■ Aim of the task
Every entry should be reproduced precisely, with each picture left out.

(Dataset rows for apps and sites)
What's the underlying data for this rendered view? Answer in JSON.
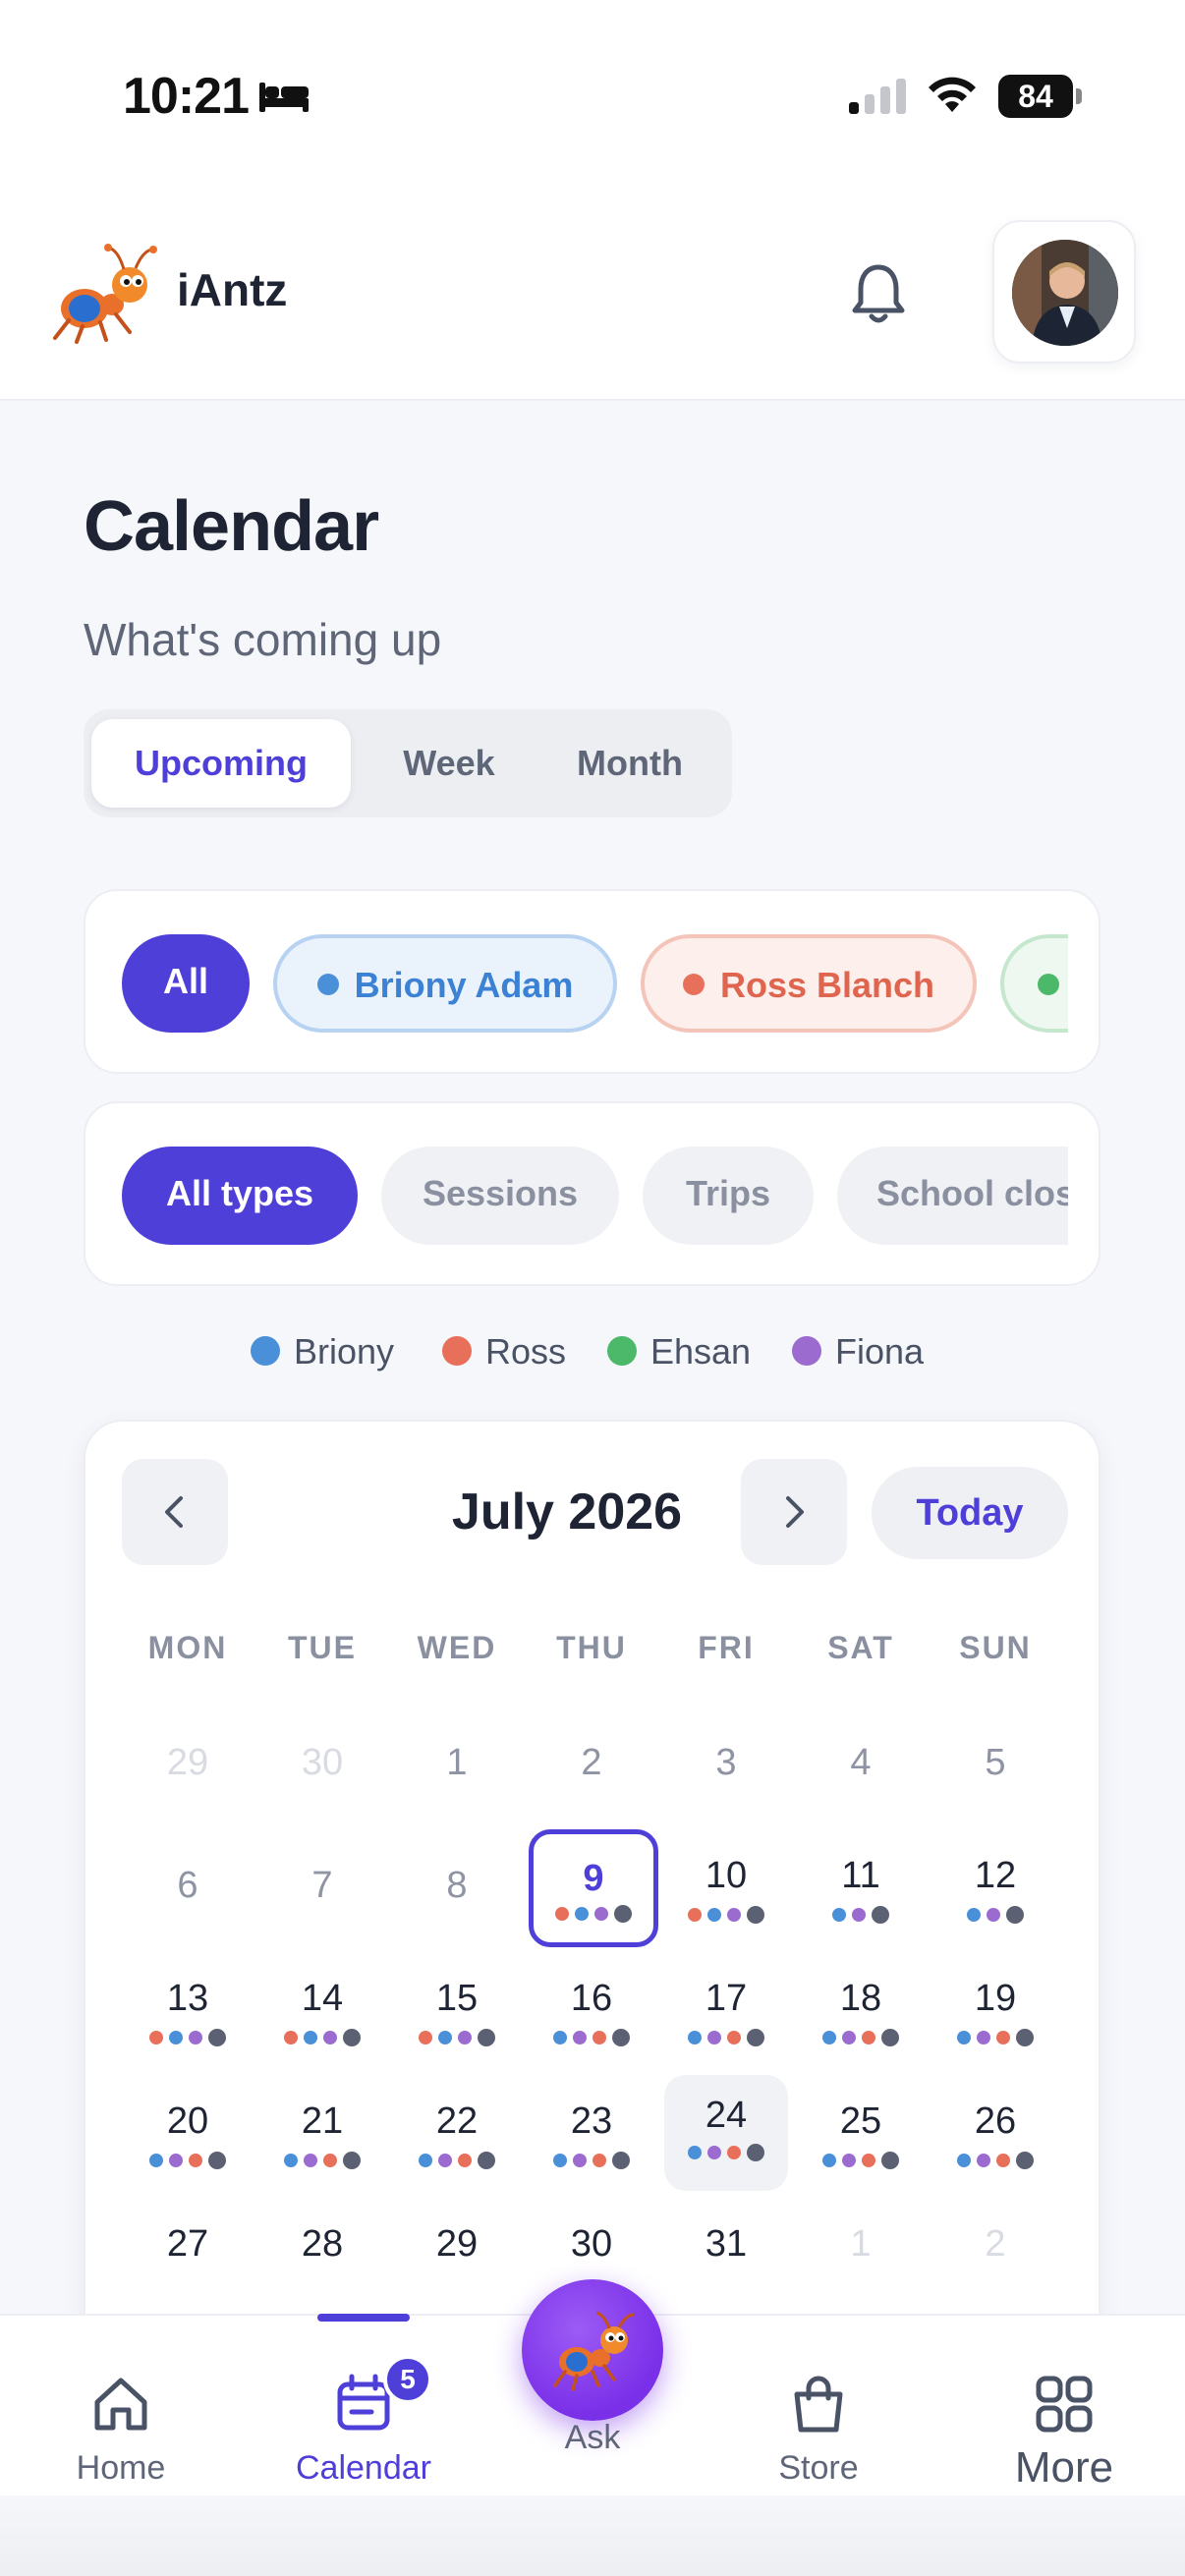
{
  "status_bar": {
    "time": "10:21",
    "battery": "84"
  },
  "header": {
    "app_name": "iAntz"
  },
  "page": {
    "title": "Calendar",
    "subtitle": "What's coming up"
  },
  "view_tabs": [
    {
      "label": "Upcoming",
      "active": true
    },
    {
      "label": "Week",
      "active": false
    },
    {
      "label": "Month",
      "active": false
    }
  ],
  "person_filters": [
    {
      "label": "All",
      "active": true
    },
    {
      "label": "Briony Adam",
      "color": "#4A90D9"
    },
    {
      "label": "Ross Blanch",
      "color": "#E8705A"
    },
    {
      "label": "",
      "color": "#4CB86A"
    }
  ],
  "type_filters": [
    {
      "label": "All types",
      "active": true
    },
    {
      "label": "Sessions"
    },
    {
      "label": "Trips"
    },
    {
      "label": "School clos"
    }
  ],
  "legend": [
    {
      "label": "Briony",
      "color": "#4A90D9"
    },
    {
      "label": "Ross",
      "color": "#E8705A"
    },
    {
      "label": "Ehsan",
      "color": "#4CB86A"
    },
    {
      "label": "Fiona",
      "color": "#9B6BD0"
    }
  ],
  "calendar": {
    "month_label": "July 2026",
    "today_label": "Today",
    "weekdays": [
      "MON",
      "TUE",
      "WED",
      "THU",
      "FRI",
      "SAT",
      "SUN"
    ],
    "rows": [
      [
        "29",
        "30",
        "1",
        "2",
        "3",
        "4",
        "5"
      ],
      [
        "6",
        "7",
        "8",
        "9",
        "10",
        "11",
        "12"
      ],
      [
        "13",
        "14",
        "15",
        "16",
        "17",
        "18",
        "19"
      ],
      [
        "20",
        "21",
        "22",
        "23",
        "24",
        "25",
        "26"
      ],
      [
        "27",
        "28",
        "29",
        "30",
        "31",
        "1",
        "2"
      ]
    ]
  },
  "tabbar": {
    "home": "Home",
    "calendar": "Calendar",
    "calendar_badge": "5",
    "ask": "Ask",
    "store": "Store",
    "more": "More"
  },
  "colors": {
    "accent": "#4F3FD9",
    "briony": "#4A90D9",
    "ross": "#E8705A",
    "ehsan": "#4CB86A",
    "fiona": "#9B6BD0",
    "gray_dot": "#5B6172"
  }
}
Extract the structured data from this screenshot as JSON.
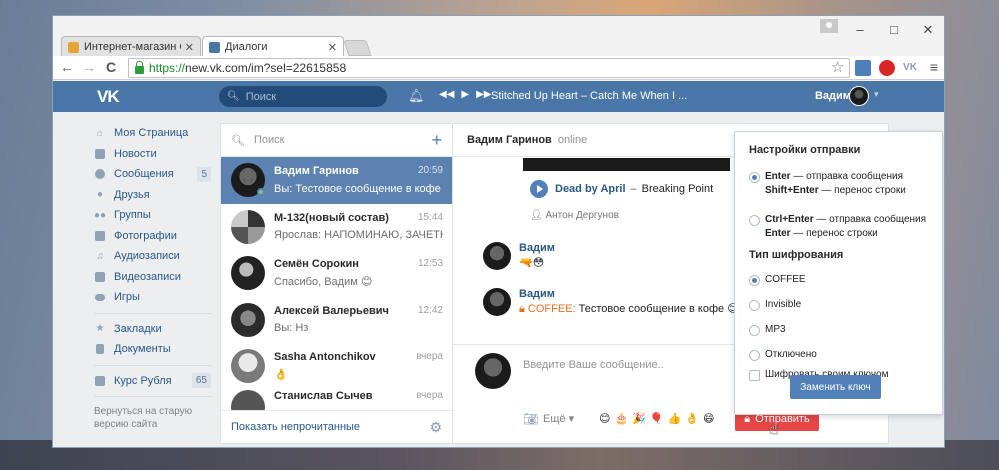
{
  "browser": {
    "tabs": [
      {
        "label": "Интернет-магазин Chrome",
        "active": false
      },
      {
        "label": "Диалоги",
        "active": true
      }
    ],
    "url_https": "https://",
    "url_rest": "new.vk.com/im?sel=22615858",
    "window_controls": {
      "minimize": "–",
      "maximize": "□",
      "close": "✕"
    },
    "nav": {
      "back": "←",
      "forward": "→",
      "reload": "C"
    }
  },
  "vk_header": {
    "logo": "VK",
    "search_placeholder": "Поиск",
    "track": "Stitched Up Heart – Catch Me When I ...",
    "user_name": "Вадим"
  },
  "left_nav": {
    "items": [
      {
        "label": "Моя Страница",
        "icon": "home-icon"
      },
      {
        "label": "Новости",
        "icon": "news-icon"
      },
      {
        "label": "Сообщения",
        "icon": "messages-icon",
        "count": "5"
      },
      {
        "label": "Друзья",
        "icon": "friends-icon"
      },
      {
        "label": "Группы",
        "icon": "groups-icon"
      },
      {
        "label": "Фотографии",
        "icon": "camera-icon"
      },
      {
        "label": "Аудиозаписи",
        "icon": "music-icon"
      },
      {
        "label": "Видеозаписи",
        "icon": "video-icon"
      },
      {
        "label": "Игры",
        "icon": "gamepad-icon"
      }
    ],
    "extra_items": [
      {
        "label": "Закладки",
        "icon": "star-icon"
      },
      {
        "label": "Документы",
        "icon": "document-icon"
      }
    ],
    "app_item": {
      "label": "Курс Рубля",
      "icon": "apps-icon",
      "count": "65"
    },
    "old_version": "Вернуться на старую версию сайта"
  },
  "dialogs": {
    "search_placeholder": "Поиск",
    "items": [
      {
        "name": "Вадим Гаринов",
        "time": "20:59",
        "message": "Вы: Тестовое сообщение в кофе 😊",
        "active": true
      },
      {
        "name": "М-132(новый состав)",
        "time": "15:44",
        "message": "Ярослав: НАПОМИНАЮ, ЗАЧЕТКИ В Д...",
        "active": false
      },
      {
        "name": "Семён Сорокин",
        "time": "12:53",
        "message": "Спасибо, Вадим 😊",
        "active": false
      },
      {
        "name": "Алексей Валерьевич",
        "time": "12:42",
        "message": "Вы: Нз",
        "active": false
      },
      {
        "name": "Sasha Antonchikov",
        "time": "вчера",
        "message": "👌",
        "active": false
      },
      {
        "name": "Станислав Сычев",
        "time": "вчера",
        "message": "",
        "active": false
      }
    ],
    "footer_link": "Показать непрочитанные"
  },
  "chat": {
    "name": "Вадим Гаринов",
    "status": "online",
    "audio": {
      "artist": "Dead by April",
      "dash": "–",
      "song": "Breaking Point"
    },
    "audio_author": "Антон Дергунов",
    "messages": [
      {
        "sender": "Вадим",
        "text": "🔫😳"
      },
      {
        "sender": "Вадим",
        "tag": "COFFEE:",
        "text": "Тестовое сообщение в кофе 😊"
      }
    ],
    "input_placeholder": "Введите Ваше сообщение..",
    "more_label": "Ещё",
    "emojis": [
      "😊",
      "🎂",
      "🎉",
      "🎈",
      "👍",
      "👌",
      "😄"
    ],
    "send_label": "Отправить"
  },
  "send_settings": {
    "title": "Настройки отправки",
    "option1": {
      "key": "Enter",
      "text": " — отправка сообщения",
      "key2": "Shift+Enter",
      "text2": " — перенос строки",
      "selected": true
    },
    "option2": {
      "key": "Ctrl+Enter",
      "text": " — отправка сообщения",
      "key2": "Enter",
      "text2": " — перенос строки",
      "selected": false
    },
    "cipher_title": "Тип шифрования",
    "cipher_options": [
      {
        "label": "COFFEE",
        "selected": true
      },
      {
        "label": "Invisible",
        "selected": false
      },
      {
        "label": "MP3",
        "selected": false
      },
      {
        "label": "Отключено",
        "selected": false
      }
    ],
    "own_key_label": "Шифровать своим ключом",
    "replace_key_button": "Заменить ключ"
  },
  "colors": {
    "vk_blue": "#4a76a8",
    "active_dialog": "#5b82b0",
    "send_red": "#e64646",
    "coffee_orange": "#e46e25"
  }
}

■ Problem solution
What's the underlying data for this rendered view? Answer in JSON.
{
  "status_bar": {
    "time": "10:21",
    "battery": "84"
  },
  "header": {
    "app_name": "iAntz"
  },
  "page": {
    "title": "Calendar",
    "subtitle": "What's coming up"
  },
  "view_tabs": [
    {
      "label": "Upcoming",
      "active": true
    },
    {
      "label": "Week",
      "active": false
    },
    {
      "label": "Month",
      "active": false
    }
  ],
  "person_filters": [
    {
      "label": "All",
      "active": true
    },
    {
      "label": "Briony Adam",
      "color": "#4A90D9"
    },
    {
      "label": "Ross Blanch",
      "color": "#E8705A"
    },
    {
      "label": "",
      "color": "#4CB86A"
    }
  ],
  "type_filters": [
    {
      "label": "All types",
      "active": true
    },
    {
      "label": "Sessions"
    },
    {
      "label": "Trips"
    },
    {
      "label": "School clos"
    }
  ],
  "legend": [
    {
      "label": "Briony",
      "color": "#4A90D9"
    },
    {
      "label": "Ross",
      "color": "#E8705A"
    },
    {
      "label": "Ehsan",
      "color": "#4CB86A"
    },
    {
      "label": "Fiona",
      "color": "#9B6BD0"
    }
  ],
  "calendar": {
    "month_label": "July 2026",
    "today_label": "Today",
    "weekdays": [
      "MON",
      "TUE",
      "WED",
      "THU",
      "FRI",
      "SAT",
      "SUN"
    ],
    "rows": [
      [
        "29",
        "30",
        "1",
        "2",
        "3",
        "4",
        "5"
      ],
      [
        "6",
        "7",
        "8",
        "9",
        "10",
        "11",
        "12"
      ],
      [
        "13",
        "14",
        "15",
        "16",
        "17",
        "18",
        "19"
      ],
      [
        "20",
        "21",
        "22",
        "23",
        "24",
        "25",
        "26"
      ],
      [
        "27",
        "28",
        "29",
        "30",
        "31",
        "1",
        "2"
      ]
    ]
  },
  "tabbar": {
    "home": "Home",
    "calendar": "Calendar",
    "calendar_badge": "5",
    "ask": "Ask",
    "store": "Store",
    "more": "More"
  },
  "colors": {
    "accent": "#4F3FD9",
    "briony": "#4A90D9",
    "ross": "#E8705A",
    "ehsan": "#4CB86A",
    "fiona": "#9B6BD0",
    "gray_dot": "#5B6172"
  }
}
Extract the structured data from this screenshot as JSON.
{
  "browser": {
    "tabs": [
      {
        "label": "Интернет-магазин Chrome",
        "active": false
      },
      {
        "label": "Диалоги",
        "active": true
      }
    ],
    "url_https": "https://",
    "url_rest": "new.vk.com/im?sel=22615858",
    "window_controls": {
      "minimize": "–",
      "maximize": "□",
      "close": "✕"
    },
    "nav": {
      "back": "←",
      "forward": "→",
      "reload": "C"
    }
  },
  "vk_header": {
    "logo": "VK",
    "search_placeholder": "Поиск",
    "track": "Stitched Up Heart – Catch Me When I ...",
    "user_name": "Вадим"
  },
  "left_nav": {
    "items": [
      {
        "label": "Моя Страница",
        "icon": "home-icon"
      },
      {
        "label": "Новости",
        "icon": "news-icon"
      },
      {
        "label": "Сообщения",
        "icon": "messages-icon",
        "count": "5"
      },
      {
        "label": "Друзья",
        "icon": "friends-icon"
      },
      {
        "label": "Группы",
        "icon": "groups-icon"
      },
      {
        "label": "Фотографии",
        "icon": "camera-icon"
      },
      {
        "label": "Аудиозаписи",
        "icon": "music-icon"
      },
      {
        "label": "Видеозаписи",
        "icon": "video-icon"
      },
      {
        "label": "Игры",
        "icon": "gamepad-icon"
      }
    ],
    "extra_items": [
      {
        "label": "Закладки",
        "icon": "star-icon"
      },
      {
        "label": "Документы",
        "icon": "document-icon"
      }
    ],
    "app_item": {
      "label": "Курс Рубля",
      "icon": "apps-icon",
      "count": "65"
    },
    "old_version": "Вернуться на старую версию сайта"
  },
  "dialogs": {
    "search_placeholder": "Поиск",
    "items": [
      {
        "name": "Вадим Гаринов",
        "time": "20:59",
        "message": "Вы: Тестовое сообщение в кофе 😊",
        "active": true
      },
      {
        "name": "М-132(новый состав)",
        "time": "15:44",
        "message": "Ярослав: НАПОМИНАЮ, ЗАЧЕТКИ В Д...",
        "active": false
      },
      {
        "name": "Семён Сорокин",
        "time": "12:53",
        "message": "Спасибо, Вадим 😊",
        "active": false
      },
      {
        "name": "Алексей Валерьевич",
        "time": "12:42",
        "message": "Вы: Нз",
        "active": false
      },
      {
        "name": "Sasha Antonchikov",
        "time": "вчера",
        "message": "👌",
        "active": false
      },
      {
        "name": "Станислав Сычев",
        "time": "вчера",
        "message": "",
        "active": false
      }
    ],
    "footer_link": "Показать непрочитанные"
  },
  "chat": {
    "name": "Вадим Гаринов",
    "status": "online",
    "audio": {
      "artist": "Dead by April",
      "dash": "–",
      "song": "Breaking Point"
    },
    "audio_author": "Антон Дергунов",
    "messages": [
      {
        "sender": "Вадим",
        "text": "🔫😳"
      },
      {
        "sender": "Вадим",
        "tag": "COFFEE:",
        "text": "Тестовое сообщение в кофе 😊"
      }
    ],
    "input_placeholder": "Введите Ваше сообщение..",
    "more_label": "Ещё",
    "emojis": [
      "😊",
      "🎂",
      "🎉",
      "🎈",
      "👍",
      "👌",
      "😄"
    ],
    "send_label": "Отправить"
  },
  "send_settings": {
    "title": "Настройки отправки",
    "option1": {
      "key": "Enter",
      "text": " — отправка сообщения",
      "key2": "Shift+Enter",
      "text2": " — перенос строки",
      "selected": true
    },
    "option2": {
      "key": "Ctrl+Enter",
      "text": " — отправка сообщения",
      "key2": "Enter",
      "text2": " — перенос строки",
      "selected": false
    },
    "cipher_title": "Тип шифрования",
    "cipher_options": [
      {
        "label": "COFFEE",
        "selected": true
      },
      {
        "label": "Invisible",
        "selected": false
      },
      {
        "label": "MP3",
        "selected": false
      },
      {
        "label": "Отключено",
        "selected": false
      }
    ],
    "own_key_label": "Шифровать своим ключом",
    "replace_key_button": "Заменить ключ"
  },
  "colors": {
    "vk_blue": "#4a76a8",
    "active_dialog": "#5b82b0",
    "send_red": "#e64646",
    "coffee_orange": "#e46e25"
  }
}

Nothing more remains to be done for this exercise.